First, Anneliese and i dragged these two heavy pieces out into the light to clean them off.
Then Carlos instructed me to use my knife to cut the sides off of two tires. Erin walked by while i was doing it and asked to join in. The next part, Carlos showed me, was to clamp the pieces together, drill holes in them and then use wire to tie the two pieces together.
When i went out to decorate the town, Erin took over
Meanwhile, Palo, or Chris, looked for the perfect bike wheel to fit inbetween the tire pieces. He found one and later wired it to the inside of the tires.
Fast forward through the evening and we pick up this morning with Carlos mixing cement in the road. Its an interesting process to watch, he pours a mound of cement mix then depresses a cavity in the center. In the cavity he pours water and then skillfully directs the water through all of the mix with a flat shovel.
Once the cement was mixed Carlos shoveled it into the reconstructed-tire-bike-wheel. The wheel was sitting a top a flat board with a hole drilled out (for the axel to poke through and remain un-cemented).

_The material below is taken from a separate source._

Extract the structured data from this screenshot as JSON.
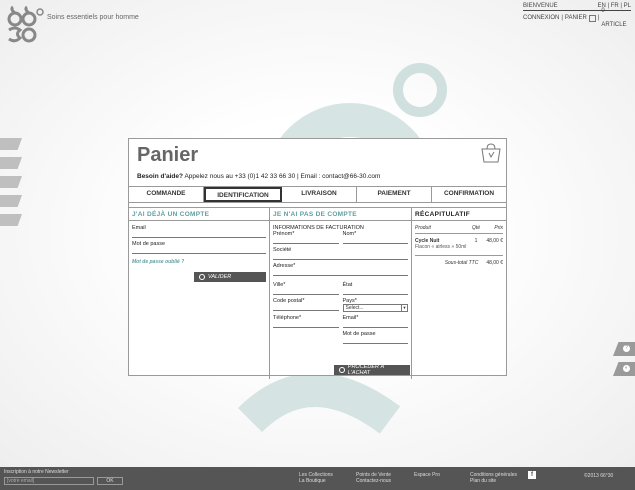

Next Palo twisted some thick metal wire around a piece of PVC, which will evidently hold the PVC in some way. Carlos welded the metal rings that Palo made to two pieces of rebar and then fit them onto the PVC. He then fiddled around with them in relation to a much larger piece, then left them there, standing up and calling it a day.
I believe that the way that the bici-bomba will work is by pulling a long string with a series of wooden beads on it. The beads are forced under ground into the water source, then pulled back up through a narrow pipe. In this way each bead acts as a shelf for a small amount of water, and in total it can lift a fair amount over time. The picture at the very top of my blog, where the title and other pictures are, of a man on a bike, that one, that is the bici-bomba in action. It looks like a pretty exciting device- we are all really looking forward to getting it installed and functioning.
Today in the shop, we were unusally busy. Lots of folks came in looking to have their bikes fixed, and all of this in addition to the bomba work. It was good learning all around. I was very excited to work on my very first bike, as opposed to shadowing someone while they worked. Though i did need Palo and Anneliese to explain a few things and lend a hand every so often. The problem was that his crank arms were flopping around (the parts where the pedals meet the body of the bike). I took the crank arms off and the bottom bracket apart, it really needed some cleaning and replacing of a few key parts. We tightened it up and it spun beautifully. Mission success!
Anneliese got to work on a sweet old Schwinn, complete with bike powered head light and spedometer! It was a beautiful, albeit rusty, piece of machinery. We all spent some time oggling at it.
To clean the replacement chain, Anneliese opted to use the fire trick.